Oh man, is it really all as simple as this, hard as this? Keep writing, keep praying, keep plugging away, do what you can, in as many ways as you can and then, just, hope and trust?
If this is the answer, and I’ve just arrived at it, you’d think there’d be a reward for believing it. Isn’t that what I’m always saying to you? That I want a reward? So much work feels without it. Clean the dishes, finish the project, wash the diapers, fold the laundry, run the errand, buy the gift… all, only believing that it matters, not holding evidence in yours hands that it does, all, pressing forward in faith, hoping, believing, looking forward to the evidence not seen.
Is this the great work of our lives, this believing? Does this pressing forward, looking to the higher goal, mean that if God’s given you the ability to write, why in His name wouldn’t you use it? Or is writing in public ways about personal things just foolishness? Is it narcissism? Is it both?

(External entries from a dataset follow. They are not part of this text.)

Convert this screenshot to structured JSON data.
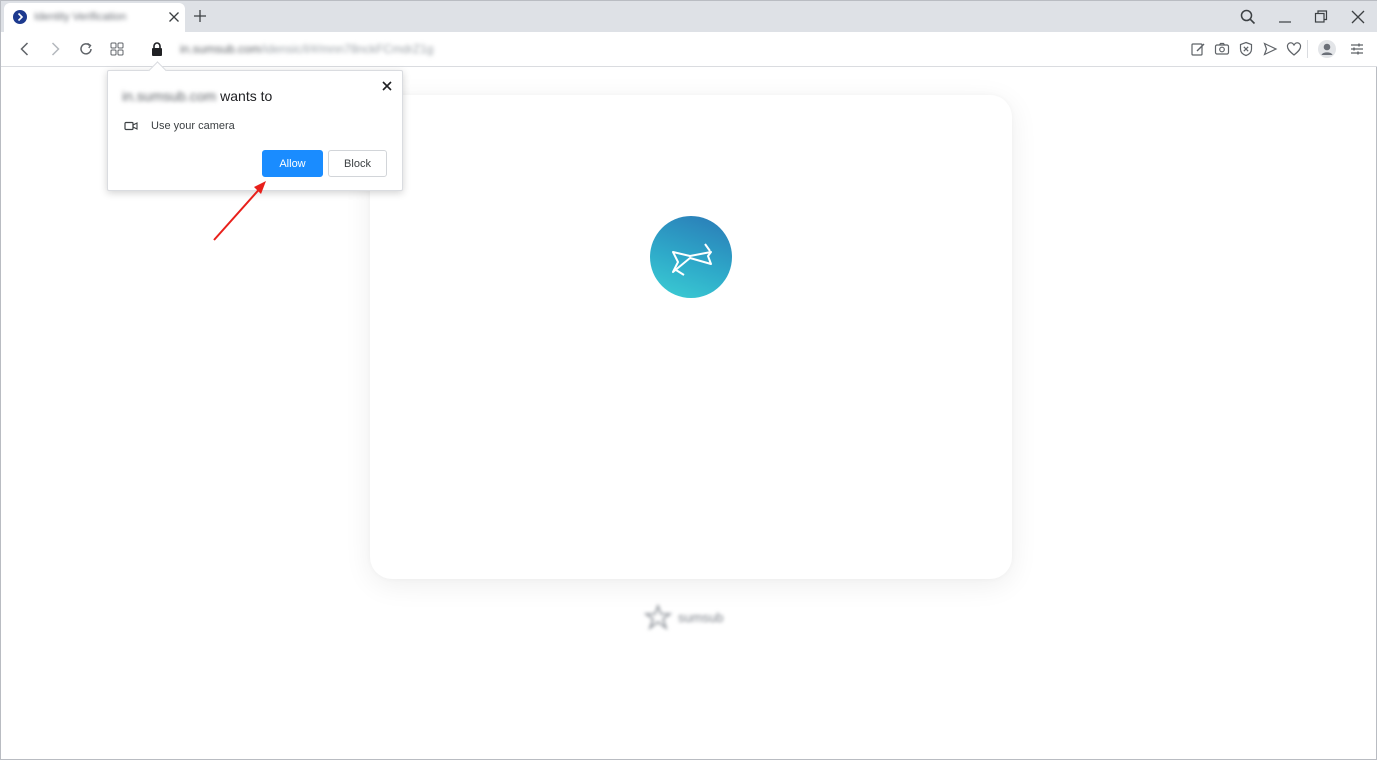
{
  "tab": {
    "title": "Identity Verification",
    "favicon": "sumsub-chevron-icon"
  },
  "toolbar": {
    "url_host": "in.sumsub.com",
    "url_path": "/idensic/l/#/mnn78nckFCmdrZ1g"
  },
  "permission_prompt": {
    "origin": "in.sumsub.com",
    "title_suffix": "wants to",
    "permission_label": "Use your camera",
    "permission_icon": "video-camera-icon",
    "allow_label": "Allow",
    "block_label": "Block"
  },
  "page": {
    "brand_name": "sumsub",
    "loader_icon": "sumsub-hourglass-icon"
  },
  "colors": {
    "allow_button": "#1a8cff",
    "annotation_arrow": "#e8201b",
    "logo_gradient_start": "#2a79b6",
    "logo_gradient_end": "#3ccfd4"
  }
}
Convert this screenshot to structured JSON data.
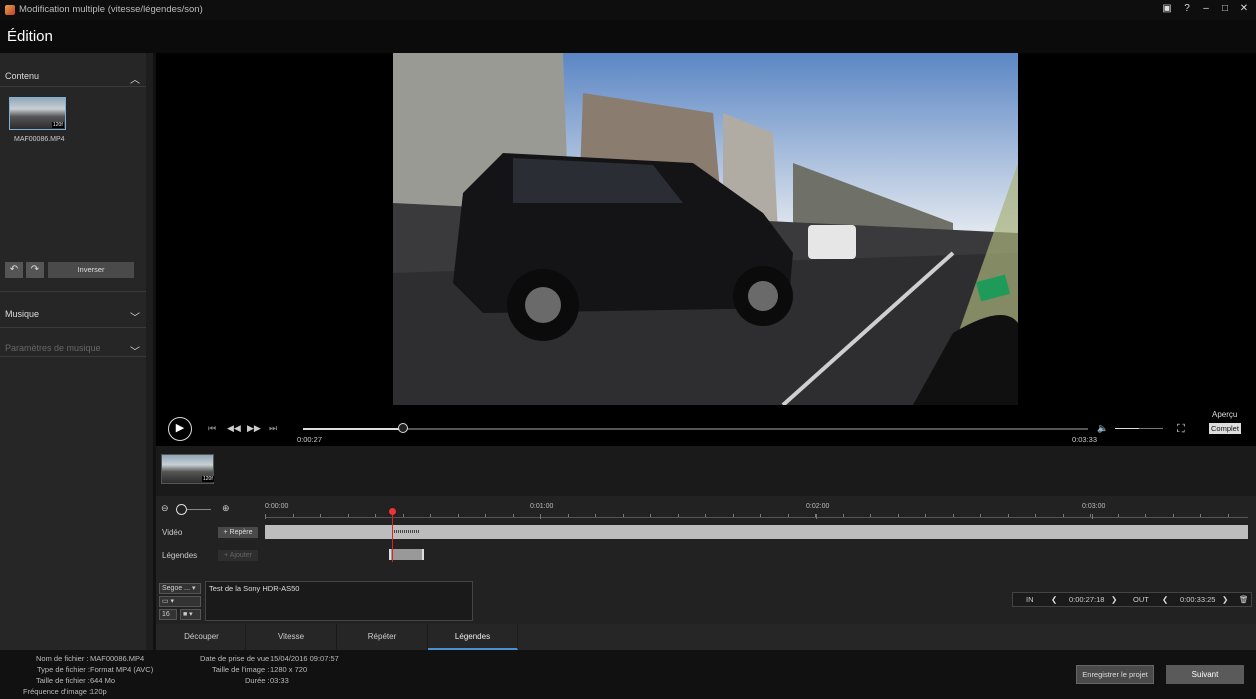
{
  "window": {
    "title": "Modification multiple (vitesse/légendes/son)"
  },
  "header": {
    "title": "Édition"
  },
  "left_panel": {
    "content_label": "Contenu",
    "thumb": {
      "filename": "MAF00086.MP4",
      "badge": "120f"
    },
    "invert_label": "Inverser",
    "music_label": "Musique",
    "music_params_label": "Paramètres de musique"
  },
  "player": {
    "current_time": "0:00:27",
    "total_time": "0:03:33",
    "progress": 0.128,
    "volume": 0.5,
    "preview_label": "Aperçu",
    "preview_mode": "Complet"
  },
  "timeline": {
    "ticks": [
      "0:00:00",
      "0:01:00",
      "0:02:00",
      "0:03:00"
    ],
    "video_label": "Vidéo",
    "caption_label": "Légendes",
    "marker_button": "Repère",
    "add_button": "Ajouter",
    "strip_badge": "120f"
  },
  "caption_editor": {
    "font": "Segoe ...",
    "size": "16",
    "text": "Test de la Sony HDR-AS50",
    "in_label": "IN",
    "in_time": "0:00:27:18",
    "out_label": "OUT",
    "out_time": "0:00:33:25"
  },
  "tabs": [
    "Découper",
    "Vitesse",
    "Répéter",
    "Légendes"
  ],
  "file_info": {
    "name_label": "Nom de fichier :",
    "name": "MAF00086.MP4",
    "type_label": "Type de fichier :",
    "type": "Format MP4 (AVC)",
    "size_label": "Taille de fichier :",
    "size": "644 Mo",
    "fps_label": "Fréquence d'image :",
    "fps": "120p",
    "date_label": "Date de prise de vue :",
    "date": "15/04/2016 09:07:57",
    "dims_label": "Taille de l'image :",
    "dims": "1280 x 720",
    "duration_label": "Durée :",
    "duration": "03:33"
  },
  "footer": {
    "save_label": "Enregistrer le projet",
    "next_label": "Suivant"
  }
}
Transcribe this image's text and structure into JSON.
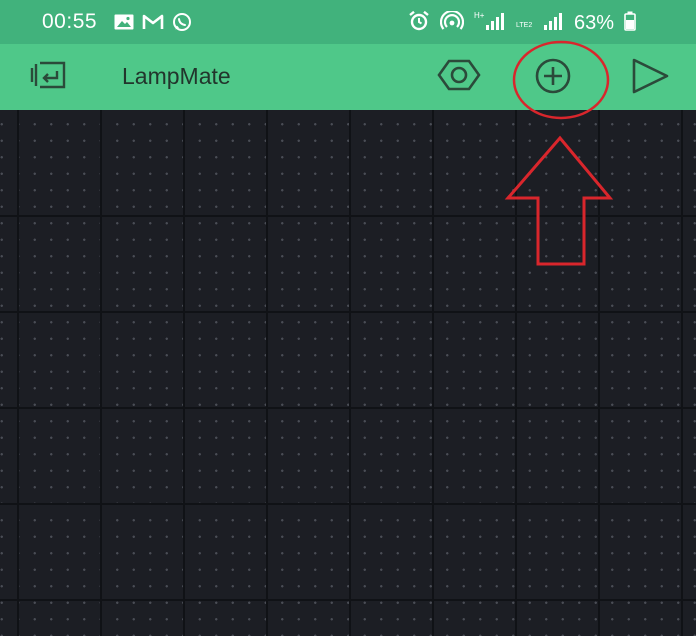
{
  "status_bar": {
    "time": "00:55",
    "battery": "63%",
    "left_icons": [
      "gallery-icon",
      "gmail-icon",
      "whatsapp-icon"
    ],
    "right_icons": [
      "alarm-icon",
      "hotspot-icon",
      "signal-h-plus-icon",
      "signal-volte-icon",
      "battery-icon"
    ],
    "network_label_1": "H+",
    "network_label_2": "LTE2"
  },
  "app_bar": {
    "title": "LampMate",
    "icons": [
      "back-to-projects-icon",
      "settings-hexagon-icon",
      "add-widget-icon",
      "play-icon"
    ],
    "color": "#4fc889"
  },
  "canvas": {
    "background": "#1c1e24"
  },
  "annotation": {
    "color": "#d9262c",
    "target": "add-widget-icon"
  }
}
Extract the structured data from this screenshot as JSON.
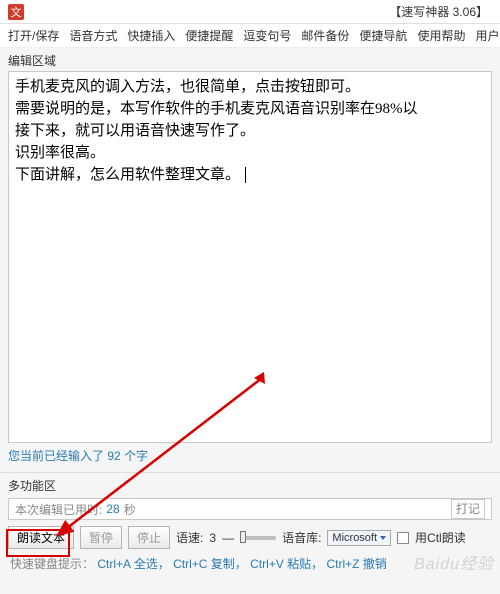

I guess these are my questions tonight, in early January, stepping into 2017, the year of surrender, a phrase I almost don’t want to type. It’s funny that I think accepting surrender means losing control. Did I ever have any control to begin with? If someone can write, isn’t that a gift that’s been given him? If someone can not write, isn’t that a gift, too? What do we have that we did not receive? About what can any of us boast?